Scientists measure the ocean’s depth using sound waves, which are sent out by a ship and return to the surface with pulses of energy.
This technique has been used to pinpoint many of the world’s deepest points – including Challenger Deep in the Mariana Trench near Guam.
The Challenger Deep
The deepest point in the ocean is called the Challenger Deep, found in the Mariana Trench southwest of Guam. It lies 35,814 feet below sea level.
The Challenger Deep is named after the HMS Challenger, an expedition ship that made the first measurements of depths using a weighted rope in 1875. The expedition circumnavigated the world and laid the foundations for modern oceanography.
It has been measured many times, by various methods, including single and multibeam sonars and unmanned submarines. The most recent measurement, by the United States Center for Coastal & Ocean Mapping, was in 2010 at 10,994 meters (35,994 feet), with an error of +- 40 meters.
In 2012, filmmaker James Cameron became the first human to reach the Challenger Deep, in a submarine designed by himself. He spent three hours there, but the pressure took a toll on his equipment: batteries died, sonar failed and some of his thrusters malfunctioned.
The Mariana Trench
The deepest point on Earth is the Mariana Trench, a crescent-shaped hole in the ocean. It’s 2,550 kilometers long and 69 kilometers wide, and it plunges to the bottom of the world’s oceans.
The trench was created by a process called ocean-to-ocean subduction. During this event, two massive slabs of oceanic crust, known as tectonic plates, collide. The two slabs then bend beneath each other, creating a deep hole at the intersection of their sinking edges.
In the Mariana Trench, life thrives in extreme conditions. Some animals live in complete darkness and face water pressure so high it would crush the body of a human being.
Animals like crustaceans with aluminum shields, blind, translucent snailfish, and a deadly predator called the sea pig thrive in this harsh environment. Yet surprisingly, this area is home to many cool creatures that were discovered by scientists on expeditions.
The Pacific Ocean

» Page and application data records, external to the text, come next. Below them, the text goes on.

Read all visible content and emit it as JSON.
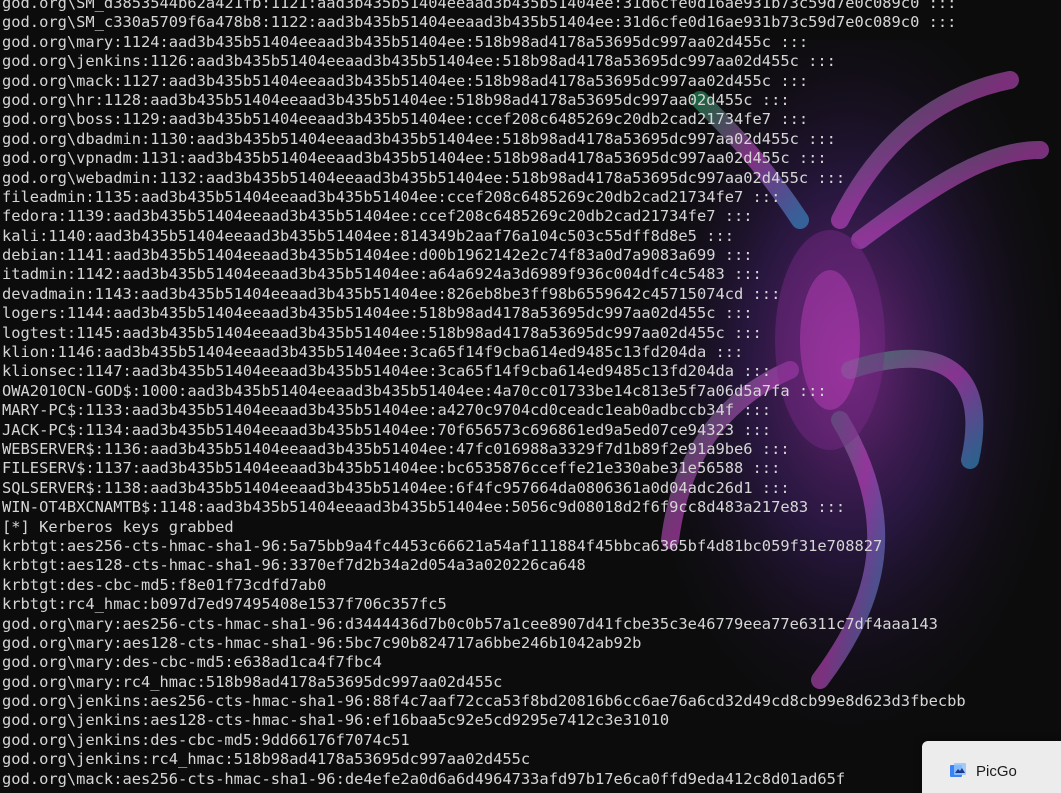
{
  "terminal": {
    "lines": [
      "god.org\\SM_d3853544b62a421fb:1121:aad3b435b51404eeaad3b435b51404ee:31d6cfe0d16ae931b73c59d7e0c089c0 :::",
      "god.org\\SM_c330a5709f6a478b8:1122:aad3b435b51404eeaad3b435b51404ee:31d6cfe0d16ae931b73c59d7e0c089c0 :::",
      "god.org\\mary:1124:aad3b435b51404eeaad3b435b51404ee:518b98ad4178a53695dc997aa02d455c :::",
      "god.org\\jenkins:1126:aad3b435b51404eeaad3b435b51404ee:518b98ad4178a53695dc997aa02d455c :::",
      "god.org\\mack:1127:aad3b435b51404eeaad3b435b51404ee:518b98ad4178a53695dc997aa02d455c :::",
      "god.org\\hr:1128:aad3b435b51404eeaad3b435b51404ee:518b98ad4178a53695dc997aa02d455c :::",
      "god.org\\boss:1129:aad3b435b51404eeaad3b435b51404ee:ccef208c6485269c20db2cad21734fe7 :::",
      "god.org\\dbadmin:1130:aad3b435b51404eeaad3b435b51404ee:518b98ad4178a53695dc997aa02d455c :::",
      "god.org\\vpnadm:1131:aad3b435b51404eeaad3b435b51404ee:518b98ad4178a53695dc997aa02d455c :::",
      "god.org\\webadmin:1132:aad3b435b51404eeaad3b435b51404ee:518b98ad4178a53695dc997aa02d455c :::",
      "fileadmin:1135:aad3b435b51404eeaad3b435b51404ee:ccef208c6485269c20db2cad21734fe7 :::",
      "fedora:1139:aad3b435b51404eeaad3b435b51404ee:ccef208c6485269c20db2cad21734fe7 :::",
      "kali:1140:aad3b435b51404eeaad3b435b51404ee:814349b2aaf76a104c503c55dff8d8e5 :::",
      "debian:1141:aad3b435b51404eeaad3b435b51404ee:d00b1962142e2c74f83a0d7a9083a699 :::",
      "itadmin:1142:aad3b435b51404eeaad3b435b51404ee:a64a6924a3d6989f936c004dfc4c5483 :::",
      "devadmain:1143:aad3b435b51404eeaad3b435b51404ee:826eb8be3ff98b6559642c45715074cd :::",
      "logers:1144:aad3b435b51404eeaad3b435b51404ee:518b98ad4178a53695dc997aa02d455c :::",
      "logtest:1145:aad3b435b51404eeaad3b435b51404ee:518b98ad4178a53695dc997aa02d455c :::",
      "klion:1146:aad3b435b51404eeaad3b435b51404ee:3ca65f14f9cba614ed9485c13fd204da :::",
      "klionsec:1147:aad3b435b51404eeaad3b435b51404ee:3ca65f14f9cba614ed9485c13fd204da :::",
      "OWA2010CN-GOD$:1000:aad3b435b51404eeaad3b435b51404ee:4a70cc01733be14c813e5f7a06d5a7fa :::",
      "MARY-PC$:1133:aad3b435b51404eeaad3b435b51404ee:a4270c9704cd0ceadc1eab0adbccb34f :::",
      "JACK-PC$:1134:aad3b435b51404eeaad3b435b51404ee:70f656573c696861ed9a5ed07ce94323 :::",
      "WEBSERVER$:1136:aad3b435b51404eeaad3b435b51404ee:47fc016988a3329f7d1b89f2e91a9be6 :::",
      "FILESERV$:1137:aad3b435b51404eeaad3b435b51404ee:bc6535876cceffe21e330abe31e56588 :::",
      "SQLSERVER$:1138:aad3b435b51404eeaad3b435b51404ee:6f4fc957664da0806361a0d04adc26d1 :::",
      "WIN-OT4BXCNAMTB$:1148:aad3b435b51404eeaad3b435b51404ee:5056c9d08018d2f6f9cc8d483a217e83 :::",
      "[*] Kerberos keys grabbed",
      "krbtgt:aes256-cts-hmac-sha1-96:5a75bb9a4fc4453c66621a54af111884f45bbca6365bf4d81bc059f31e708827",
      "krbtgt:aes128-cts-hmac-sha1-96:3370ef7d2b34a2d054a3a020226ca648",
      "krbtgt:des-cbc-md5:f8e01f73cdfd7ab0",
      "krbtgt:rc4_hmac:b097d7ed97495408e1537f706c357fc5",
      "god.org\\mary:aes256-cts-hmac-sha1-96:d3444436d7b0c0b57a1cee8907d41fcbe35c3e46779eea77e6311c7df4aaa143",
      "god.org\\mary:aes128-cts-hmac-sha1-96:5bc7c90b824717a6bbe246b1042ab92b",
      "god.org\\mary:des-cbc-md5:e638ad1ca4f7fbc4",
      "god.org\\mary:rc4_hmac:518b98ad4178a53695dc997aa02d455c",
      "god.org\\jenkins:aes256-cts-hmac-sha1-96:88f4c7aaf72cca53f8bd20816b6cc6ae76a6cd32d49cd8cb99e8d623d3fbecbb",
      "god.org\\jenkins:aes128-cts-hmac-sha1-96:ef16baa5c92e5cd9295e7412c3e31010",
      "god.org\\jenkins:des-cbc-md5:9dd66176f7074c51",
      "god.org\\jenkins:rc4_hmac:518b98ad4178a53695dc997aa02d455c",
      "god.org\\mack:aes256-cts-hmac-sha1-96:de4efe2a0d6a6d4964733afd97b17e6ca0ffd9eda412c8d01ad65f"
    ]
  },
  "toast": {
    "app_name": "PicGo",
    "icon": "picgo-app-icon"
  },
  "colors": {
    "background": "#0c0c0c",
    "text": "#d6d6d6",
    "toast_bg": "#ececec",
    "icon_accent": "#3b82f6"
  }
}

The Pacific Ocean is by far the largest of the world’s oceans, covering nearly 30% of the Earth’s surface. Its size is double that of the Atlantic and more than two times that of the Indian Ocean.
It is the home of a unique biodiversity, with kelp beds and coral reefs found in all but the polar regions of the Earth. Its currents also allow for mixing of marine life coming from other parts of the planet.
In the eastern part of the Pacific, there is a well-defined main current (called the North Equatorial Current) which runs westward along latitude 15degN. A few branches also emerge and flow toward both north and south. These are known as the Kuroshio and counter equatorial currents, respectively.
The Atlantic Ocean
The Atlantic Ocean is the second-largest of the world’s ocean basins. It is also the second youngest of the five major oceans, having formed during the Jurassic Period about 150 million years ago after the breakup of the supercontinent Pangaea.
It extends from the Arctic Ocean, northward to Antarctica. It is divided into two basins, the North Atlantic and South Atlantic, by the Equator.
At its deepest point, the Atlantic Ocean is dominated by a submarine mountain range called the Mid-Atlantic Ridge that extends from Iceland in the north to 58 deg south latitude. This ridge is constantly being created in the region by magma rising from under the earth’s surface.
A great rift valley extends along this ridge. The rift pushes the Americas and Europe away from each other, widening the ocean floor at an average rate of about 0.4 inch (1.5 cm) per year. The Mid-Atlantic Ridge is also the source of numerous seamount